I was floating in a cloud of energetic bliss after a session with Erica. It’s a lovely feeling to be in that space. Afterward, sometimes I need to rest, sometimes I need to process and journal, other times I need to just go outside.
On this particular day, I grabbed my jacket and welcomed the fresh air onto my skin and into my lungs. My feet carried the rest of me down the sidewalk, heading nowhere in particular. As I moseyed along, the scent of spring’s blooms swirled into my nose grabbing my attention.
Looking down, I noticed tiny purple flowers sprawled across a lawn. I plucked the little violet and held it to my nose. I’m not sure I’ve ever taken the time to smell a violet before; its scent was divine.
And in that tiny moment using my sense of smell, the plant worked its magic on me. I instantly felt grounded; that hazy part of my self floating above me found its way back into my body. It left me surprised—and totally in love with that little flower.
So I carried that violet with me, inhaling its scent, admiring its markings.
After my walk, I was curious about the flower essence. A smile crept across my face as I read about the flower’s virtues. Some of it felt very familiar, and it especially resonated in context to the conversation I’d just had with Erica.
The violet says, “come and see me.” And that’s precisely what it did as I walked, as if it were asking me to pay it attention today.
See me: it’s been a theme lately. I’d decided to move through a specific uncomfortable situation, paving a new path instead of relying on the familiar. That old path was no longer working; it left me screaming silently to be seen.
While it felt easier to avoid the situation, to shrug it off again, to cave to the ease of familiar inaction, I took a new route. It felt clunky and awkward, but I did it. And, as luck would have it, I got to keep practicing it—again and again. Did I cave into my fear again? Absolutely. But I remembered that one thing is certain: I always have a choice to try again.
When you pay attention to the plants surrounding you, it’s interesting to notice how they connect with you. Pay attention to the ones that you’re drawn to, or the ones that you see over and over. Notice what grows abundantly in your yard.
Look up the flower essence, the herbal properties, the homeopathic or even the botany. What does it reveal? If you’re not sure what the plant is, sit with it for a bit.

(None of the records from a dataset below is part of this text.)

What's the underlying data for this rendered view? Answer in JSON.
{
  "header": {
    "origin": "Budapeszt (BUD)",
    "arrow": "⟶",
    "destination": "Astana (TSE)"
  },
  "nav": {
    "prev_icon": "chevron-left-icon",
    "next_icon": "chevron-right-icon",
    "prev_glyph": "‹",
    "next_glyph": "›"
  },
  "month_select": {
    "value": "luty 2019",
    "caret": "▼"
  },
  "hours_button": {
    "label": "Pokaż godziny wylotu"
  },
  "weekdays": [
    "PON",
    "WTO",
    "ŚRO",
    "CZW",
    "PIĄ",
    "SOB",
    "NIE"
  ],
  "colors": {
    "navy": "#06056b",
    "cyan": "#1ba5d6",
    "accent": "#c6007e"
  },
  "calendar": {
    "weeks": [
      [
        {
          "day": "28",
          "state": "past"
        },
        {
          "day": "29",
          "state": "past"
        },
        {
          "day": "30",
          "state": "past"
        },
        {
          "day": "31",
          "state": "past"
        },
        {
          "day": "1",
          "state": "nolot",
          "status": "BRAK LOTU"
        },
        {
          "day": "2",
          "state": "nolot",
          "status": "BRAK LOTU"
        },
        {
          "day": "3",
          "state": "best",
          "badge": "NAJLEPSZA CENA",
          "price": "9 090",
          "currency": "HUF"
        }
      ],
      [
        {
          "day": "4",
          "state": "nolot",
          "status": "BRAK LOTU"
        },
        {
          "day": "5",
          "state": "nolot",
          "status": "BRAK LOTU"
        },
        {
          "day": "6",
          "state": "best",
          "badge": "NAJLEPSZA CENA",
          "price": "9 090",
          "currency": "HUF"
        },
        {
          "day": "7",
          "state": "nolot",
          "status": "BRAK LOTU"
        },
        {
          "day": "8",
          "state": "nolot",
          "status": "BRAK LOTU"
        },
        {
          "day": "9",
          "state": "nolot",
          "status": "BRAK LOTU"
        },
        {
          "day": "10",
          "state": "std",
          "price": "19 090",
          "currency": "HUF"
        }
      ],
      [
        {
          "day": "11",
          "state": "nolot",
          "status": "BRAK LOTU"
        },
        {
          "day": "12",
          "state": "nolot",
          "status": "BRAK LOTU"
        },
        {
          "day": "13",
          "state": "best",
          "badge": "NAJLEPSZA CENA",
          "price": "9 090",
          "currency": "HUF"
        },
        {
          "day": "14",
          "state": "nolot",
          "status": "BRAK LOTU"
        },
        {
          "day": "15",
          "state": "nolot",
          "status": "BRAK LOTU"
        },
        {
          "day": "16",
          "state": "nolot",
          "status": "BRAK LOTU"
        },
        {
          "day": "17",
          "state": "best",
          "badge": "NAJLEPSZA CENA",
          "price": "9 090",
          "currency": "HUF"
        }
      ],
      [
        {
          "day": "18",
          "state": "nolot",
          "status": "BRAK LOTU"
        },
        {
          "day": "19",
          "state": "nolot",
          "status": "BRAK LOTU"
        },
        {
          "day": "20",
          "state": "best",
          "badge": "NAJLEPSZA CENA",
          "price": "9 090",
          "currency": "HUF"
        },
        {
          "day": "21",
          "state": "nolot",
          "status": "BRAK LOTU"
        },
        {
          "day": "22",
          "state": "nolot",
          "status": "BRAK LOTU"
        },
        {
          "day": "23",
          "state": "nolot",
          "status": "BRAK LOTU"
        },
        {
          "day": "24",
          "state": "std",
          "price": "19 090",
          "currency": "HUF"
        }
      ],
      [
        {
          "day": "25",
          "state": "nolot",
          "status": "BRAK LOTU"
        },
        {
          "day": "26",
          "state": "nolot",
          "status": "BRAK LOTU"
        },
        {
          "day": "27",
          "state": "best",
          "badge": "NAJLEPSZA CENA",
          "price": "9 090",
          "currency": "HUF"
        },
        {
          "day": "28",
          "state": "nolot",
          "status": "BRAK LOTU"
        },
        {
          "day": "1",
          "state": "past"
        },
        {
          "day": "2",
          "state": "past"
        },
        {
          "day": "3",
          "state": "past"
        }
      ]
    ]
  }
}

Often, these observations are more than enough to give you insight into how the plant may work, and more importantly, it’s a way to tune into yourself.
While the violet had many messages for me that day, I’m grateful for its reminder to start again, to embrace vulnerability, because suppressing wants and needs will always find a way back to the surface.
Author: Kara McNabb is a naturopathic practitioner who works with the mind-body connection and plant medicine.